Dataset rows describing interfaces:

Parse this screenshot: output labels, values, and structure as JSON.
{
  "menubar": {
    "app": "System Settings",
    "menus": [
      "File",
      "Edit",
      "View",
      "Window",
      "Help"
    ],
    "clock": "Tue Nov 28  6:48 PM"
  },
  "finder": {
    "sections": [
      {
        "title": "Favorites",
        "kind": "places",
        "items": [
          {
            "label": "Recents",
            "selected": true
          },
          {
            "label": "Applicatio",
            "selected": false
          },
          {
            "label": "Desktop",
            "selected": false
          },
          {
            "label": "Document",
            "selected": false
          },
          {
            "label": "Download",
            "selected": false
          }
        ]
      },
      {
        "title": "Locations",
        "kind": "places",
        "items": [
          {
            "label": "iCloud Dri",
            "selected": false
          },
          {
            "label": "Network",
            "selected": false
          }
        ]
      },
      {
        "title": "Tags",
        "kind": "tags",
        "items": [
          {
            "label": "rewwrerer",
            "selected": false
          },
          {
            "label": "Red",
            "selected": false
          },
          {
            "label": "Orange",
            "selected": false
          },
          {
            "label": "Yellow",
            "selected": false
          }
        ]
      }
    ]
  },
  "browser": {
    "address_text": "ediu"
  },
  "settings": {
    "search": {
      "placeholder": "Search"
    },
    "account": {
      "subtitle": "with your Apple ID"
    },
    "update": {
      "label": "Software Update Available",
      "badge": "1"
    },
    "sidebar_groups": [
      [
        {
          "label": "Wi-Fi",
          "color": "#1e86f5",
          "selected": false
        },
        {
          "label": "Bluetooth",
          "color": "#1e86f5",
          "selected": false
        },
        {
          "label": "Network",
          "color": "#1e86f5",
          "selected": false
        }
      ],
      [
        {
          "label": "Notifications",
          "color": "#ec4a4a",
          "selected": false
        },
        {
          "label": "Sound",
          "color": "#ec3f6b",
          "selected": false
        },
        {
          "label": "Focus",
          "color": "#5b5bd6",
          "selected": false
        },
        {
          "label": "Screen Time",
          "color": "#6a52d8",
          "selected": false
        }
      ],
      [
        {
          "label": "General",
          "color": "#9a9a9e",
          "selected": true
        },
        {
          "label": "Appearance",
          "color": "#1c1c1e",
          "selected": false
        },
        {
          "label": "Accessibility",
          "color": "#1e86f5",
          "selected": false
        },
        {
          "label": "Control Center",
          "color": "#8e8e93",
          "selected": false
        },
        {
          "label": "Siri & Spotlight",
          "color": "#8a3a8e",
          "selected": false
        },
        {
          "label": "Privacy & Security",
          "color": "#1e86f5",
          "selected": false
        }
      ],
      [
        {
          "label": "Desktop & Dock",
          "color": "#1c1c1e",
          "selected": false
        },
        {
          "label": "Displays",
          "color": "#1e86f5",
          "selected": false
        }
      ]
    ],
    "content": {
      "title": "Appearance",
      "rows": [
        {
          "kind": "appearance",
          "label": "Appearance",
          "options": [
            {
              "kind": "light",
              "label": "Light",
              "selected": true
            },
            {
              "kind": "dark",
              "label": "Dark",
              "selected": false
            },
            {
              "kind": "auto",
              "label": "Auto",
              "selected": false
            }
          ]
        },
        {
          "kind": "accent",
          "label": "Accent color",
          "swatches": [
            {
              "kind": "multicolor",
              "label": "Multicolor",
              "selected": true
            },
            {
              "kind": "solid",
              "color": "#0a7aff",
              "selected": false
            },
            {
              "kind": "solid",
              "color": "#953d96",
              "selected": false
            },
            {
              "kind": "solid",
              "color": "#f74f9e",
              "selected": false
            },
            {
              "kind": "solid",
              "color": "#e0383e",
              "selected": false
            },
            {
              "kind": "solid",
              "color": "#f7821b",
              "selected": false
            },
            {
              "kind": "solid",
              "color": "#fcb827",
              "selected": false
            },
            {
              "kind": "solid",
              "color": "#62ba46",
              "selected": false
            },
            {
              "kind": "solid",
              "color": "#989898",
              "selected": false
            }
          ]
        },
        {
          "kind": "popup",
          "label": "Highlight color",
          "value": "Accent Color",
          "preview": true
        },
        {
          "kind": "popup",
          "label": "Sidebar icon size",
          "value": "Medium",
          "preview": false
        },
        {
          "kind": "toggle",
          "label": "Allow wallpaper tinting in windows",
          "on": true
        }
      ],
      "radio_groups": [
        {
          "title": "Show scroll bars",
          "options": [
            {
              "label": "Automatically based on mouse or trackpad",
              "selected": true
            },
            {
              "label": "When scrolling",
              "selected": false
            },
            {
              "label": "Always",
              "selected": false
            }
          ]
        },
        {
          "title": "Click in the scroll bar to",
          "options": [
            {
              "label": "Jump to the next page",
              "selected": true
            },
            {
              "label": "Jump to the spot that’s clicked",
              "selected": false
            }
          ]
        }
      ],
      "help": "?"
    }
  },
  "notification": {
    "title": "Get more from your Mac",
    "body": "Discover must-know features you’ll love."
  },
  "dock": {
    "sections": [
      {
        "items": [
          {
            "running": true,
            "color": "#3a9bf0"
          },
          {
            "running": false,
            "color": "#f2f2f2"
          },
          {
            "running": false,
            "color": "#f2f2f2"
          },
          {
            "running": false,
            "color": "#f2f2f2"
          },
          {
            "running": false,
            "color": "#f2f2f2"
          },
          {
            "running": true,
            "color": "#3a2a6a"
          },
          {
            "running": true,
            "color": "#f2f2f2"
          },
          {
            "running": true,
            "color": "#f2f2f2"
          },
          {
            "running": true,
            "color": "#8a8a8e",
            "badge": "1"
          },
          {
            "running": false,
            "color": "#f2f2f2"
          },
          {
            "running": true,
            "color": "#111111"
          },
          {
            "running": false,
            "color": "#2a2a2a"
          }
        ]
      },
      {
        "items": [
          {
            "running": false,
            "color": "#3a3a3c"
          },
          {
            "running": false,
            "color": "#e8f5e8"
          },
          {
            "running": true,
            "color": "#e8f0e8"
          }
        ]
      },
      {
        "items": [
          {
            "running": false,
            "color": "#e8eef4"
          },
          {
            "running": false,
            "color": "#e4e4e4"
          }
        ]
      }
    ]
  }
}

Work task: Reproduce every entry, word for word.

Result:
Parse this screenshot: output labels, values, and structure as JSON.
{
  "menubar": {
    "app": "System Settings",
    "menus": [
      "File",
      "Edit",
      "View",
      "Window",
      "Help"
    ],
    "clock": "Tue Nov 28  6:48 PM"
  },
  "finder": {
    "sections": [
      {
        "title": "Favorites",
        "kind": "places",
        "items": [
          {
            "label": "Recents",
            "selected": true
          },
          {
            "label": "Applicatio",
            "selected": false
          },
          {
            "label": "Desktop",
            "selected": false
          },
          {
            "label": "Document",
            "selected": false
          },
          {
            "label": "Download",
            "selected": false
          }
        ]
      },
      {
        "title": "Locations",
        "kind": "places",
        "items": [
          {
            "label": "iCloud Dri",
            "selected": false
          },
          {
            "label": "Network",
            "selected": false
          }
        ]
      },
      {
        "title": "Tags",
        "kind": "tags",
        "items": [
          {
            "label": "rewwrerer",
            "selected": false
          },
          {
            "label": "Red",
            "selected": false
          },
          {
            "label": "Orange",
            "selected": false
          },
          {
            "label": "Yellow",
            "selected": false
          }
        ]
      }
    ]
  },
  "browser": {
    "address_text": "ediu"
  },
  "settings": {
    "search": {
      "placeholder": "Search"
    },
    "account": {
      "subtitle": "with your Apple ID"
    },
    "update": {
      "label": "Software Update Available",
      "badge": "1"
    },
    "sidebar_groups": [
      [
        {
          "label": "Wi-Fi",
          "color": "#1e86f5",
          "selected": false
        },
        {
          "label": "Bluetooth",
          "color": "#1e86f5",
          "selected": false
        },
        {
          "label": "Network",
          "color": "#1e86f5",
          "selected": false
        }
      ],
      [
        {
          "label": "Notifications",
          "color": "#ec4a4a",
          "selected": false
        },
        {
          "label": "Sound",
          "color": "#ec3f6b",
          "selected": false
        },
        {
          "label": "Focus",
          "color": "#5b5bd6",
          "selected": false
        },
        {
          "label": "Screen Time",
          "color": "#6a52d8",
          "selected": false
        }
      ],
      [
        {
          "label": "General",
          "color": "#9a9a9e",
          "selected": true
        },
        {
          "label": "Appearance",
          "color": "#1c1c1e",
          "selected": false
        },
        {
          "label": "Accessibility",
          "color": "#1e86f5",
          "selected": false
        },
        {
          "label": "Control Center",
          "color": "#8e8e93",
          "selected": false
        },
        {
          "label": "Siri & Spotlight",
          "color": "#8a3a8e",
          "selected": false
        },
        {
          "label": "Privacy & Security",
          "color": "#1e86f5",
          "selected": false
        }
      ],
      [
        {
          "label": "Desktop & Dock",
          "color": "#1c1c1e",
          "selected": false
        },
        {
          "label": "Displays",
          "color": "#1e86f5",
          "selected": false
        }
      ]
    ],
    "content": {
      "title": "Appearance",
      "rows": [
        {
          "kind": "appearance",
          "label": "Appearance",
          "options": [
            {
              "kind": "light",
              "label": "Light",
              "selected": true
            },
            {
              "kind": "dark",
              "label": "Dark",
              "selected": false
            },
            {
              "kind": "auto",
              "label": "Auto",
              "selected": false
            }
          ]
        },
        {
          "kind": "accent",
          "label": "Accent color",
          "swatches": [
            {
              "kind": "multicolor",
              "label": "Multicolor",
              "selected": true
            },
            {
              "kind": "solid",
              "color": "#0a7aff",
              "selected": false
            },
            {
              "kind": "solid",
              "color": "#953d96",
              "selected": false
            },
            {
              "kind": "solid",
              "color": "#f74f9e",
              "selected": false
            },
            {
              "kind": "solid",
              "color": "#e0383e",
              "selected": false
            },
            {
              "kind": "solid",
              "color": "#f7821b",
              "selected": false
            },
            {
              "kind": "solid",
              "color": "#fcb827",
              "selected": false
            },
            {
              "kind": "solid",
              "color": "#62ba46",
              "selected": false
            },
            {
              "kind": "solid",
              "color": "#989898",
              "selected": false
            }
          ]
        },
        {
          "kind": "popup",
          "label": "Highlight color",
          "value": "Accent Color",
          "preview": true
        },
        {
          "kind": "popup",
          "label": "Sidebar icon size",
          "value": "Medium",
          "preview": false
        },
        {
          "kind": "toggle",
          "label": "Allow wallpaper tinting in windows",
          "on": true
        }
      ],
      "radio_groups": [
        {
          "title": "Show scroll bars",
          "options": [
            {
              "label": "Automatically based on mouse or trackpad",
              "selected": true
            },
            {
              "label": "When scrolling",
              "selected": false
            },
            {
              "label": "Always",
              "selected": false
            }
          ]
        },
        {
          "title": "Click in the scroll bar to",
          "options": [
            {
              "label": "Jump to the next page",
              "selected": true
            },
            {
              "label": "Jump to the spot that’s clicked",
              "selected": false
            }
          ]
        }
      ],
      "help": "?"
    }
  },
  "notification": {
    "title": "Get more from your Mac",
    "body": "Discover must-know features you’ll love."
  },
  "dock": {
    "sections": [
      {
        "items": [
          {
            "running": true,
            "color": "#3a9bf0"
          },
          {
            "running": false,
            "color": "#f2f2f2"
          },
          {
            "running": false,
            "color": "#f2f2f2"
          },
          {
            "running": false,
            "color": "#f2f2f2"
          },
          {
            "running": false,
            "color": "#f2f2f2"
          },
          {
            "running": true,
            "color": "#3a2a6a"
          },
          {
            "running": true,
            "color": "#f2f2f2"
          },
          {
            "running": true,
            "color": "#f2f2f2"
          },
          {
            "running": true,
            "color": "#8a8a8e",
            "badge": "1"
          },
          {
            "running": false,
            "color": "#f2f2f2"
          },
          {
            "running": true,
            "color": "#111111"
          },
          {
            "running": false,
            "color": "#2a2a2a"
          }
        ]
      },
      {
        "items": [
          {
            "running": false,
            "color": "#3a3a3c"
          },
          {
            "running": false,
            "color": "#e8f5e8"
          },
          {
            "running": true,
            "color": "#e8f0e8"
          }
        ]
      },
      {
        "items": [
          {
            "running": false,
            "color": "#e8eef4"
          },
          {
            "running": false,
            "color": "#e4e4e4"
          }
        ]
      }
    ]
  }
}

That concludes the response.